**Description of the task**
Every line in the records below that holds the word "icon" is to be copied.

(Beginning of Working data)

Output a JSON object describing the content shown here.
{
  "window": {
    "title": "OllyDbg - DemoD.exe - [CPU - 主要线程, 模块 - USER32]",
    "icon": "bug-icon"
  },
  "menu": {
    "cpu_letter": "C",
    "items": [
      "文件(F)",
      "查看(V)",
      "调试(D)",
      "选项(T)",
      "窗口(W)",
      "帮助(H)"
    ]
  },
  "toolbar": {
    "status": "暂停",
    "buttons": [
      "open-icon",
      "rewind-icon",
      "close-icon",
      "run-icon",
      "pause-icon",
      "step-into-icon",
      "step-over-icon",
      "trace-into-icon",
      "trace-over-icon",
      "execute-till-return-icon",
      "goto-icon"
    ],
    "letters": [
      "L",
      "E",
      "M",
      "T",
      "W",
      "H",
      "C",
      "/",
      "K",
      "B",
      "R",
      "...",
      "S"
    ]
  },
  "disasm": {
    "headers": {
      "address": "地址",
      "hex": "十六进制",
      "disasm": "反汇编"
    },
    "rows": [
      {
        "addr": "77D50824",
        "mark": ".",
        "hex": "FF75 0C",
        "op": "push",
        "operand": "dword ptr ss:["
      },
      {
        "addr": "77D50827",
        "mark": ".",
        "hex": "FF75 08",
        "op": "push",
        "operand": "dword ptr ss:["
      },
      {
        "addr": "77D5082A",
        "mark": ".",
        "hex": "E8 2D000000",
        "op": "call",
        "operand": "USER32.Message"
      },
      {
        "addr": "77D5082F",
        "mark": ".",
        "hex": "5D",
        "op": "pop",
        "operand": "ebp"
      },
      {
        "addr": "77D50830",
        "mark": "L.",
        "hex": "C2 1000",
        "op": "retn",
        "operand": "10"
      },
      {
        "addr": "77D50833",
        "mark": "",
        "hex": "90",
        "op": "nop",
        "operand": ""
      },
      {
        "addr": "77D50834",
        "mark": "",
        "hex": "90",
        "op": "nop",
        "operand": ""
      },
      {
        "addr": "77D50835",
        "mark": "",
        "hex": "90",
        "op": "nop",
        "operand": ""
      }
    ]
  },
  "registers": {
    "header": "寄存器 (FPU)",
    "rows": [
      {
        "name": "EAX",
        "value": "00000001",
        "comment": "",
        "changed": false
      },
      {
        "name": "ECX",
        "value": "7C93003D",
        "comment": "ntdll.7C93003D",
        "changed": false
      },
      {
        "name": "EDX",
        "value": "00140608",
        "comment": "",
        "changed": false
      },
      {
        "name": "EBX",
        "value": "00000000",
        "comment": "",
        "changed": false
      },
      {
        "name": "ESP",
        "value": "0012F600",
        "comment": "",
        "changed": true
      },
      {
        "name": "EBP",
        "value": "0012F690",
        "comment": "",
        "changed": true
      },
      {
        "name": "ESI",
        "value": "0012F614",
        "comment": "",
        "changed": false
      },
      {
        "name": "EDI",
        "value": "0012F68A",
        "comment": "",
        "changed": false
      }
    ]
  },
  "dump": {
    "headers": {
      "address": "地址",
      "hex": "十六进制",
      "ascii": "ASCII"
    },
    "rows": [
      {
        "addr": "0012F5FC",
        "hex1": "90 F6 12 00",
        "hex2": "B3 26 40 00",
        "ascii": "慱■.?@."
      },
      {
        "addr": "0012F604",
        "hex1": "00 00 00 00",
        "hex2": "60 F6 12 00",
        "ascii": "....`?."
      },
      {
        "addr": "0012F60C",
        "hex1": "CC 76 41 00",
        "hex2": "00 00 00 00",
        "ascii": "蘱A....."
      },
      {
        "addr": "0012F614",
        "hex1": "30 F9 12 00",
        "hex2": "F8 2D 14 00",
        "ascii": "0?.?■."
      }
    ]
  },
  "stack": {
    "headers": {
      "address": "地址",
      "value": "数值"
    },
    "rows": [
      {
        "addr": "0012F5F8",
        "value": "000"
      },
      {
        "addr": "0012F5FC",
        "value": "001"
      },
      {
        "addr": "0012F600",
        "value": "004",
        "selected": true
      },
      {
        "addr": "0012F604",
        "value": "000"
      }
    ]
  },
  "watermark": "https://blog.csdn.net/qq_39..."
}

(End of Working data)

**Response to this task**
    "icon": "bug-icon"
      "open-icon",
      "rewind-icon",
      "close-icon",
      "run-icon",
      "pause-icon",
      "step-into-icon",
      "step-over-icon",
      "trace-into-icon",
      "trace-over-icon",
      "execute-till-return-icon",
      "goto-icon"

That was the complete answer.